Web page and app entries

━━━━━━━━━━━━━━━━━━━━

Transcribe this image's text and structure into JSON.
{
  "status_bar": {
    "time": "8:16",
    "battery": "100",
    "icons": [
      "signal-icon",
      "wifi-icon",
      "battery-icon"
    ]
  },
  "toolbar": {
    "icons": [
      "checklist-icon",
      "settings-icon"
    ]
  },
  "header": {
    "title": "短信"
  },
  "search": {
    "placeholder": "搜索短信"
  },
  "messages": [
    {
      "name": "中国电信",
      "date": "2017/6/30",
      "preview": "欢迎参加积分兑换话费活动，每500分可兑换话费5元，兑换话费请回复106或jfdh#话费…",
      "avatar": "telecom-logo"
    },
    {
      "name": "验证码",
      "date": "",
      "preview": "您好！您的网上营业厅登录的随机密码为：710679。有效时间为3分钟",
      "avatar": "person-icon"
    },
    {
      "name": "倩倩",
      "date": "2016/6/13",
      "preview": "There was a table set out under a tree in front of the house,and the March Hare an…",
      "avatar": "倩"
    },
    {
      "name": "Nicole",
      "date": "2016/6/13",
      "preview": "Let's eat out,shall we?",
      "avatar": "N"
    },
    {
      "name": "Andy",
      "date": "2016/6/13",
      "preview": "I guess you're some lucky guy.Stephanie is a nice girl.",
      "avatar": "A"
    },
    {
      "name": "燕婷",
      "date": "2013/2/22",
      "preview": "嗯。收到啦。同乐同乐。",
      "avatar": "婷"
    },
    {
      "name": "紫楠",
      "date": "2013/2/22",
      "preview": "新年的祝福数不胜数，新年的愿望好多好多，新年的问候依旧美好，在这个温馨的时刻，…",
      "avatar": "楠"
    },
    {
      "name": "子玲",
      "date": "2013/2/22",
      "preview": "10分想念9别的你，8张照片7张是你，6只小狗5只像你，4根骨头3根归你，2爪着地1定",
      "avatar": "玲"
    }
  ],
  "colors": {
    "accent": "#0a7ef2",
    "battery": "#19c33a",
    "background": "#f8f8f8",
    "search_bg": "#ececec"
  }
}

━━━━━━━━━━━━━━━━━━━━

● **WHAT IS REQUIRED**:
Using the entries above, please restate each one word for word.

● **EXPECTED ANSWER**:
Transcribe this image's text and structure into JSON.
{
  "status_bar": {
    "time": "8:16",
    "battery": "100",
    "icons": [
      "signal-icon",
      "wifi-icon",
      "battery-icon"
    ]
  },
  "toolbar": {
    "icons": [
      "checklist-icon",
      "settings-icon"
    ]
  },
  "header": {
    "title": "短信"
  },
  "search": {
    "placeholder": "搜索短信"
  },
  "messages": [
    {
      "name": "中国电信",
      "date": "2017/6/30",
      "preview": "欢迎参加积分兑换话费活动，每500分可兑换话费5元，兑换话费请回复106或jfdh#话费…",
      "avatar": "telecom-logo"
    },
    {
      "name": "验证码",
      "date": "",
      "preview": "您好！您的网上营业厅登录的随机密码为：710679。有效时间为3分钟",
      "avatar": "person-icon"
    },
    {
      "name": "倩倩",
      "date": "2016/6/13",
      "preview": "There was a table set out under a tree in front of the house,and the March Hare an…",
      "avatar": "倩"
    },
    {
      "name": "Nicole",
      "date": "2016/6/13",
      "preview": "Let's eat out,shall we?",
      "avatar": "N"
    },
    {
      "name": "Andy",
      "date": "2016/6/13",
      "preview": "I guess you're some lucky guy.Stephanie is a nice girl.",
      "avatar": "A"
    },
    {
      "name": "燕婷",
      "date": "2013/2/22",
      "preview": "嗯。收到啦。同乐同乐。",
      "avatar": "婷"
    },
    {
      "name": "紫楠",
      "date": "2013/2/22",
      "preview": "新年的祝福数不胜数，新年的愿望好多好多，新年的问候依旧美好，在这个温馨的时刻，…",
      "avatar": "楠"
    },
    {
      "name": "子玲",
      "date": "2013/2/22",
      "preview": "10分想念9别的你，8张照片7张是你，6只小狗5只像你，4根骨头3根归你，2爪着地1定",
      "avatar": "玲"
    }
  ],
  "colors": {
    "accent": "#0a7ef2",
    "battery": "#19c33a",
    "background": "#f8f8f8",
    "search_bg": "#ececec"
  }
}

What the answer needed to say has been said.